- _EXERCISE OBJECTIVE_:
In the copy, include every entry exactly but none of the pictures.

- _SOURCE INFORMATION_:

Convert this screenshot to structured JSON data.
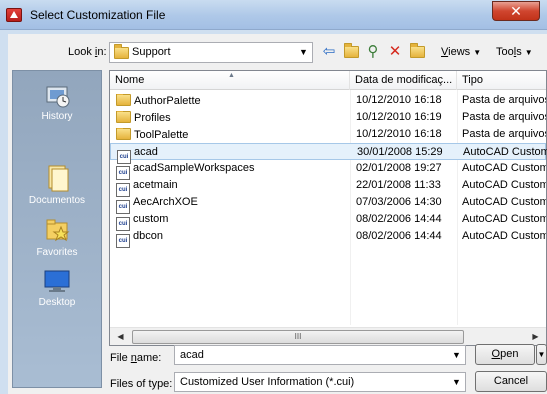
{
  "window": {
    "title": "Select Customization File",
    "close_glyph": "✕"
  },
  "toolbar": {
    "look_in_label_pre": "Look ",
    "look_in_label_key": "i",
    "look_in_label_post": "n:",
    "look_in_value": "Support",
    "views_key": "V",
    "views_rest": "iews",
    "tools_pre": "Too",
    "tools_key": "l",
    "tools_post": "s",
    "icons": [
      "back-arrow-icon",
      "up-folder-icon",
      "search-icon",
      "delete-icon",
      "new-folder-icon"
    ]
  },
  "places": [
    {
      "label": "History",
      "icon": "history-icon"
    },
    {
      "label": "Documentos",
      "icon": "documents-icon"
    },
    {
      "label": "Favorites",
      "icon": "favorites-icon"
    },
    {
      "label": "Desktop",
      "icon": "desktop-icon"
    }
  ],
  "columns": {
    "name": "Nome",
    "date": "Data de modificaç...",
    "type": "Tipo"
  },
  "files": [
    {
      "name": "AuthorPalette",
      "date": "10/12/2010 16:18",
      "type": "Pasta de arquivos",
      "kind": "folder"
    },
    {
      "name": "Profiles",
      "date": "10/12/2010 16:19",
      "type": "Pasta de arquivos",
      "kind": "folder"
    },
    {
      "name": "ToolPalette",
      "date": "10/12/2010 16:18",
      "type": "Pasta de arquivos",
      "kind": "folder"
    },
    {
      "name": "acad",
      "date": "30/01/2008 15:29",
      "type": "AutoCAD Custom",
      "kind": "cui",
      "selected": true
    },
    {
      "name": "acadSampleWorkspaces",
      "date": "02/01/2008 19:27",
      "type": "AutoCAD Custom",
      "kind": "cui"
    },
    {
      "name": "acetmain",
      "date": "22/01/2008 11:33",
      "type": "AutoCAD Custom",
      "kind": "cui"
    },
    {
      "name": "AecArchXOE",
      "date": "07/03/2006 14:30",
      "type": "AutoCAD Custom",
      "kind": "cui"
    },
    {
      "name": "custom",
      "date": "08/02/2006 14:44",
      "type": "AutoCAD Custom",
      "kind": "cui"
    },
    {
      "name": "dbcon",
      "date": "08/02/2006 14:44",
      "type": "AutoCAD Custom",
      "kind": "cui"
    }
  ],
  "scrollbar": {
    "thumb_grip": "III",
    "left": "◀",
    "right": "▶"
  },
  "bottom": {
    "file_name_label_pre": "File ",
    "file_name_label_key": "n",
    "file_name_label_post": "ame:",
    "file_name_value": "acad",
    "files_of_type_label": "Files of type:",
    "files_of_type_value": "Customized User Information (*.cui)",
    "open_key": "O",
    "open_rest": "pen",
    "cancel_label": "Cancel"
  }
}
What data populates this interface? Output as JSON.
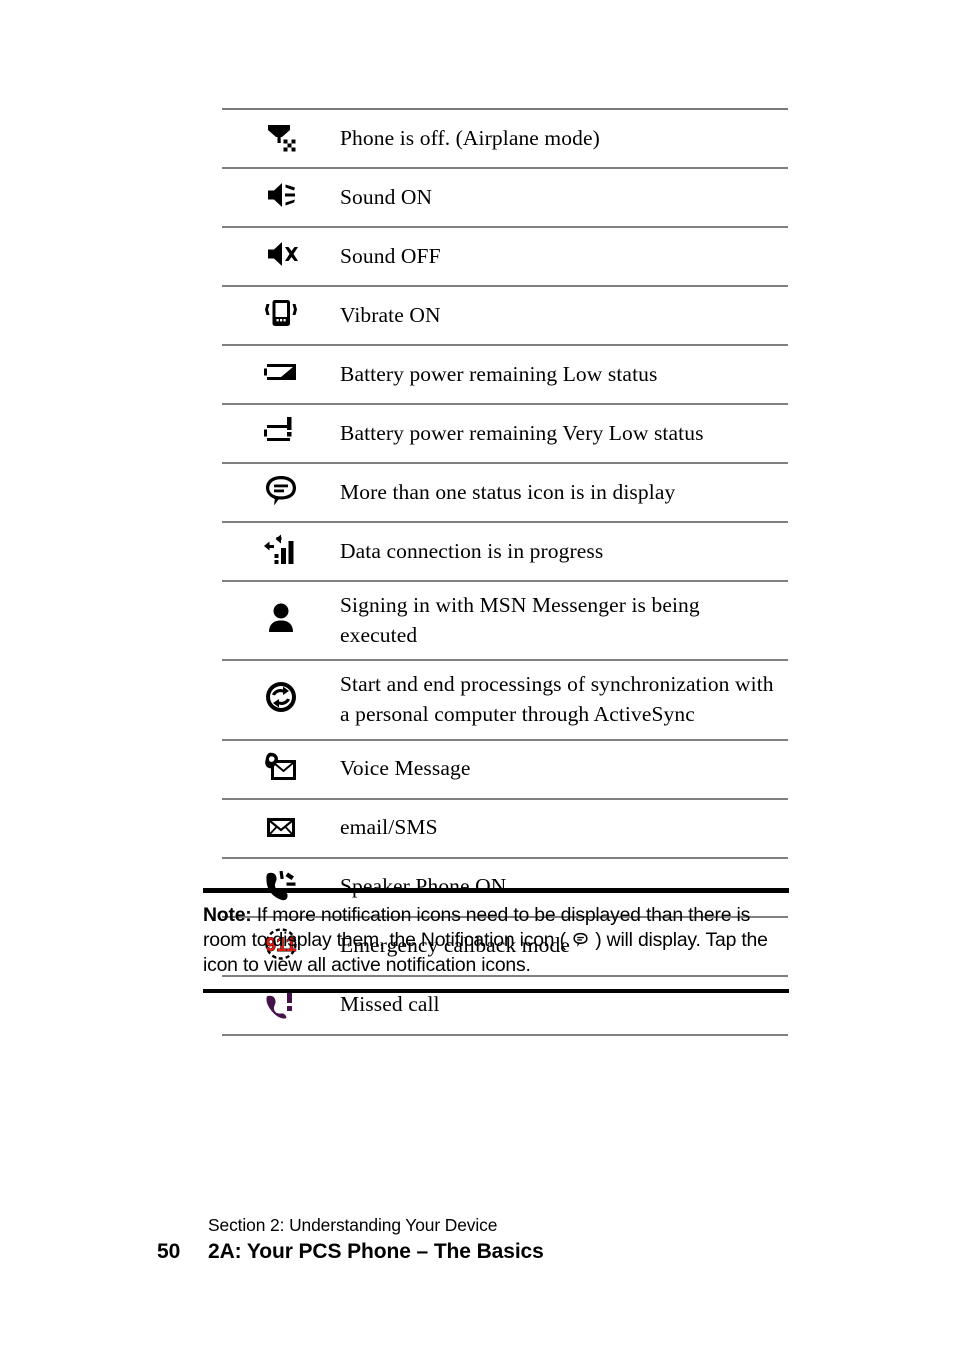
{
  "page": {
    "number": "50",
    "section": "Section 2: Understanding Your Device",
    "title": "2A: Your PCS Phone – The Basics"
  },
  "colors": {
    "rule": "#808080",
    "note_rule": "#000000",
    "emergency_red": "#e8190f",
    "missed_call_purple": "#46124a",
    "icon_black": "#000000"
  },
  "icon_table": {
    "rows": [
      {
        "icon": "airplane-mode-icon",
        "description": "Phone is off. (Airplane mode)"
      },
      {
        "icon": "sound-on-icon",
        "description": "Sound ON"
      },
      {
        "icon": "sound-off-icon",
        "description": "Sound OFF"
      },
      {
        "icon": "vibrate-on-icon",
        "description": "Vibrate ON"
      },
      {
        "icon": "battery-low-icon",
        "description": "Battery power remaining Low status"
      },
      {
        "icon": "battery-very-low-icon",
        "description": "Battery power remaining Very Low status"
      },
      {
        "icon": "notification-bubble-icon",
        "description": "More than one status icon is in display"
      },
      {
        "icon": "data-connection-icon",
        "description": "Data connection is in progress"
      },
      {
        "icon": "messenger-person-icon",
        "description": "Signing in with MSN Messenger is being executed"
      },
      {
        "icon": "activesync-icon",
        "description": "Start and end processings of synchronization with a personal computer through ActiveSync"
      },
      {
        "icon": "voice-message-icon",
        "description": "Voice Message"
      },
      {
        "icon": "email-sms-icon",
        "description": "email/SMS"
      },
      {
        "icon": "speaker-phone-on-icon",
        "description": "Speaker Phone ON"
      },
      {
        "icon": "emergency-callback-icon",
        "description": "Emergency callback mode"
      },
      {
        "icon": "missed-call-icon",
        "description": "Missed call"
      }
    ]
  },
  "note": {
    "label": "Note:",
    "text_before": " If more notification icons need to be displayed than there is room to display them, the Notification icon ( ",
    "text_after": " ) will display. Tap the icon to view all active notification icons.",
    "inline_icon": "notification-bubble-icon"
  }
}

- _WRITTEN SOLUTION_:
Convert this screenshot to structured JSON data.
{
  "window": {
    "title": "Select Customization File",
    "close_glyph": "✕"
  },
  "toolbar": {
    "look_in_label_pre": "Look ",
    "look_in_label_key": "i",
    "look_in_label_post": "n:",
    "look_in_value": "Support",
    "views_key": "V",
    "views_rest": "iews",
    "tools_pre": "Too",
    "tools_key": "l",
    "tools_post": "s",
    "icons": [
      "back-arrow-icon",
      "up-folder-icon",
      "search-icon",
      "delete-icon",
      "new-folder-icon"
    ]
  },
  "places": [
    {
      "label": "History",
      "icon": "history-icon"
    },
    {
      "label": "Documentos",
      "icon": "documents-icon"
    },
    {
      "label": "Favorites",
      "icon": "favorites-icon"
    },
    {
      "label": "Desktop",
      "icon": "desktop-icon"
    }
  ],
  "columns": {
    "name": "Nome",
    "date": "Data de modificaç...",
    "type": "Tipo"
  },
  "files": [
    {
      "name": "AuthorPalette",
      "date": "10/12/2010 16:18",
      "type": "Pasta de arquivos",
      "kind": "folder"
    },
    {
      "name": "Profiles",
      "date": "10/12/2010 16:19",
      "type": "Pasta de arquivos",
      "kind": "folder"
    },
    {
      "name": "ToolPalette",
      "date": "10/12/2010 16:18",
      "type": "Pasta de arquivos",
      "kind": "folder"
    },
    {
      "name": "acad",
      "date": "30/01/2008 15:29",
      "type": "AutoCAD Custom",
      "kind": "cui",
      "selected": true
    },
    {
      "name": "acadSampleWorkspaces",
      "date": "02/01/2008 19:27",
      "type": "AutoCAD Custom",
      "kind": "cui"
    },
    {
      "name": "acetmain",
      "date": "22/01/2008 11:33",
      "type": "AutoCAD Custom",
      "kind": "cui"
    },
    {
      "name": "AecArchXOE",
      "date": "07/03/2006 14:30",
      "type": "AutoCAD Custom",
      "kind": "cui"
    },
    {
      "name": "custom",
      "date": "08/02/2006 14:44",
      "type": "AutoCAD Custom",
      "kind": "cui"
    },
    {
      "name": "dbcon",
      "date": "08/02/2006 14:44",
      "type": "AutoCAD Custom",
      "kind": "cui"
    }
  ],
  "scrollbar": {
    "thumb_grip": "III",
    "left": "◀",
    "right": "▶"
  },
  "bottom": {
    "file_name_label_pre": "File ",
    "file_name_label_key": "n",
    "file_name_label_post": "ame:",
    "file_name_value": "acad",
    "files_of_type_label": "Files of type:",
    "files_of_type_value": "Customized User Information (*.cui)",
    "open_key": "O",
    "open_rest": "pen",
    "cancel_label": "Cancel"
  }
}
What data populates this interface? Output as JSON.
{
  "page": {
    "number": "50",
    "section": "Section 2: Understanding Your Device",
    "title": "2A: Your PCS Phone – The Basics"
  },
  "colors": {
    "rule": "#808080",
    "note_rule": "#000000",
    "emergency_red": "#e8190f",
    "missed_call_purple": "#46124a",
    "icon_black": "#000000"
  },
  "icon_table": {
    "rows": [
      {
        "icon": "airplane-mode-icon",
        "description": "Phone is off. (Airplane mode)"
      },
      {
        "icon": "sound-on-icon",
        "description": "Sound ON"
      },
      {
        "icon": "sound-off-icon",
        "description": "Sound OFF"
      },
      {
        "icon": "vibrate-on-icon",
        "description": "Vibrate ON"
      },
      {
        "icon": "battery-low-icon",
        "description": "Battery power remaining Low status"
      },
      {
        "icon": "battery-very-low-icon",
        "description": "Battery power remaining Very Low status"
      },
      {
        "icon": "notification-bubble-icon",
        "description": "More than one status icon is in display"
      },
      {
        "icon": "data-connection-icon",
        "description": "Data connection is in progress"
      },
      {
        "icon": "messenger-person-icon",
        "description": "Signing in with MSN Messenger is being executed"
      },
      {
        "icon": "activesync-icon",
        "description": "Start and end processings of synchronization with a personal computer through ActiveSync"
      },
      {
        "icon": "voice-message-icon",
        "description": "Voice Message"
      },
      {
        "icon": "email-sms-icon",
        "description": "email/SMS"
      },
      {
        "icon": "speaker-phone-on-icon",
        "description": "Speaker Phone ON"
      },
      {
        "icon": "emergency-callback-icon",
        "description": "Emergency callback mode"
      },
      {
        "icon": "missed-call-icon",
        "description": "Missed call"
      }
    ]
  },
  "note": {
    "label": "Note:",
    "text_before": " If more notification icons need to be displayed than there is room to display them, the Notification icon ( ",
    "text_after": " ) will display. Tap the icon to view all active notification icons.",
    "inline_icon": "notification-bubble-icon"
  }
}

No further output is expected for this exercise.